Just how exciting can a museum of straw hats really be? As it turns out, much more than you might expect. This tiny museum is not just an exhibition about making straw hats with a few samples on display. Rather, it offers a glimpse into the glory days of the Slovenian town of Domžale.
Domžale was once a thriving textile hub, known far and wide for its straw hat production. And this was no small industry: Before the Second World War, it was customary in the West to wear hats when outdoors, and straw hats were preferred in hot weather or while working.
The town began as a tiny village with access to fields of wheat, the straw from which was used to produce hats and baskets and other dry goods. The straw was set aside and dried. In foul weather or winter months, local families would braid the straw together into usable threads, called butarice, which could then be sewn in the hats. These woven braids were either used at home to prepare finished products, or were sold to factories.
In the late 19th century, some of the wealthier Hapsburg mercantile families, mostly of Austrian or German descent, moved to Domžale and found wives there, then set up factories for making straw hats. Around 1900, there were 25 straw hat factories of varying size in tiny Domžale, with around 1,000 people employed. The town population rose from around 1,200 in the mid-1800s to over 2,100 by 1920, and those factories produced around one million straw hats a year.

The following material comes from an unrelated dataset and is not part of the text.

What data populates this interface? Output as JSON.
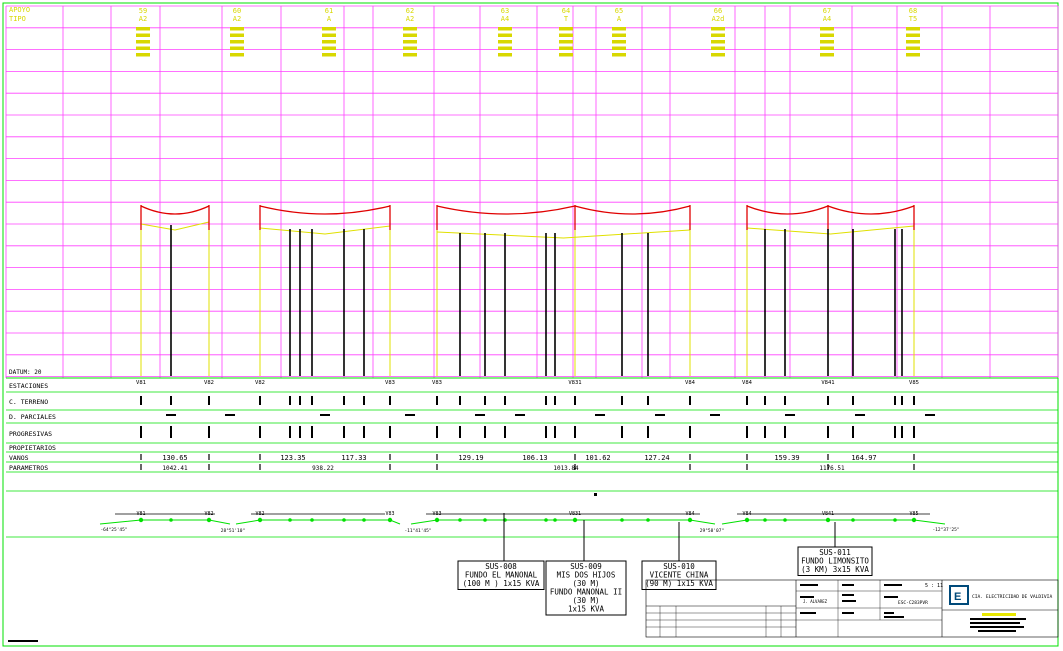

Subsidiary factories opened in Vienna, Budapest, Bucharest, Prague, Florence, and as far away as New York. In fact, 390 residents of Domžale moved to the United States, headhunted because of their expertise in straw hat making. Many of the best straw hat makers were women, and the museum displays photos of Domžale ladies teaching a factory full of Americans how to sew butarice.
The last Domžale factory, Univerzale, closed down in 2003, after 130 years in business. Now, straw hat making is just a boutique art form practiced by a few enthusiastic locals, a reminder that sometimes the smallest of towns can have a big impact on history.
Know Before You Go
Open Tuesday through Saturday. Entrance is free. The museum also hosts events and a Straw Hat Fair each June.